"Freedom of '76" by WEEN

Sweet, sweet nostalgia
Nostalgia is a powerful element in many forms of popular culture, but especially in music. Alternative rock legends Ween’s iconic 1994 track “Freedom of ‘76” evokes nostalgia through its musical style, subject matter, and notable differences from most music that is produced today. Originally a nostalgic work to begin with, “Freedom of ‘76” is discernibly influenced by 1970s pop and soul music. Vocalist Aaron Freeman, better known as Gene Ween, sings in a classic falsetto about various icons that represent the city of Philadelphia, where the band grew up just outside of. The song’s simple and slow instrumental patterns, its hazy, dreamy background vocals, along with the vague lyrical descriptions of flashbulb moments in the city’s history and snapshots of its cultural milieu all point towards flickering memories of years gone by.

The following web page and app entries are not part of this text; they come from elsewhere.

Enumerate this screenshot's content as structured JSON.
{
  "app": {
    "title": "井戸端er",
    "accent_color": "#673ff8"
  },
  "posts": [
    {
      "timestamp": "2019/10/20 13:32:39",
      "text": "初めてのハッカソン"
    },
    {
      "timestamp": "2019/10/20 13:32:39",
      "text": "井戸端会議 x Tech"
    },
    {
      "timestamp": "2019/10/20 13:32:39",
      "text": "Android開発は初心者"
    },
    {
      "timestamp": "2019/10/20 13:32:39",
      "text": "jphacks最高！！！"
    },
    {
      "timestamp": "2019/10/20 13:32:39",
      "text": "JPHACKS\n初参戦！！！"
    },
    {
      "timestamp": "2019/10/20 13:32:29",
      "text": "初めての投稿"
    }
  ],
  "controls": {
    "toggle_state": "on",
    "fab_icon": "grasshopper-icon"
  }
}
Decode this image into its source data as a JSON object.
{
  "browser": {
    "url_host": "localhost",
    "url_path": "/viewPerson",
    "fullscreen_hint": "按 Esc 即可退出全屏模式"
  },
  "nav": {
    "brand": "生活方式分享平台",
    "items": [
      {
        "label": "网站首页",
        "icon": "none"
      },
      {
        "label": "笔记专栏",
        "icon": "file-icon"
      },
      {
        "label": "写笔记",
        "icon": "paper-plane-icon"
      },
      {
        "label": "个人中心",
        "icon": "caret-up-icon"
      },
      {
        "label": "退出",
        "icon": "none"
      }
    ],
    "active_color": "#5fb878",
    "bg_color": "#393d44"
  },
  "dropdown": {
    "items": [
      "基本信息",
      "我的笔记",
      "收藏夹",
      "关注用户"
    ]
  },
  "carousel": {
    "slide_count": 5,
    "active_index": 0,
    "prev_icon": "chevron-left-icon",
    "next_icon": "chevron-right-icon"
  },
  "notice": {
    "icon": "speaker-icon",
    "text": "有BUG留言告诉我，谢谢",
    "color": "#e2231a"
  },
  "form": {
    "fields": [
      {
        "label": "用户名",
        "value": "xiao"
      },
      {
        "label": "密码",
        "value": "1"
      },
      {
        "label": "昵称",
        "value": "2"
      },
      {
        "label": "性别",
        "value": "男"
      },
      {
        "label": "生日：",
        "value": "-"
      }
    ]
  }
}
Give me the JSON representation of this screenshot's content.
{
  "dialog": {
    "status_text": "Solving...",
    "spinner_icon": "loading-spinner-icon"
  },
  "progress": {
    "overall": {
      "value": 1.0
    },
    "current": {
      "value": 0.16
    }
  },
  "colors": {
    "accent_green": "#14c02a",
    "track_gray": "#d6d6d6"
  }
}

One of the band’s most acclaimed songs, “Freedom of ‘76” incorporates the band’s typically cheery tone, but dials back on the heavier rock and psychedelic moods that are featured in many of their songs. “Freedom of ‘76” falls slightly more under the pop umbrella than much of their other music, but still allows the band’s unique approach to song writing and musical composition to be showcased; in this case, their use of purposeful simplicity, both in the brief lyrical vignettes and the basic guitar and percussion rhythms that are used throughout. If you are new to Ween, “Freedom of ’76” will open you to their mesmerizing style and sound, if you are not, welcome back home.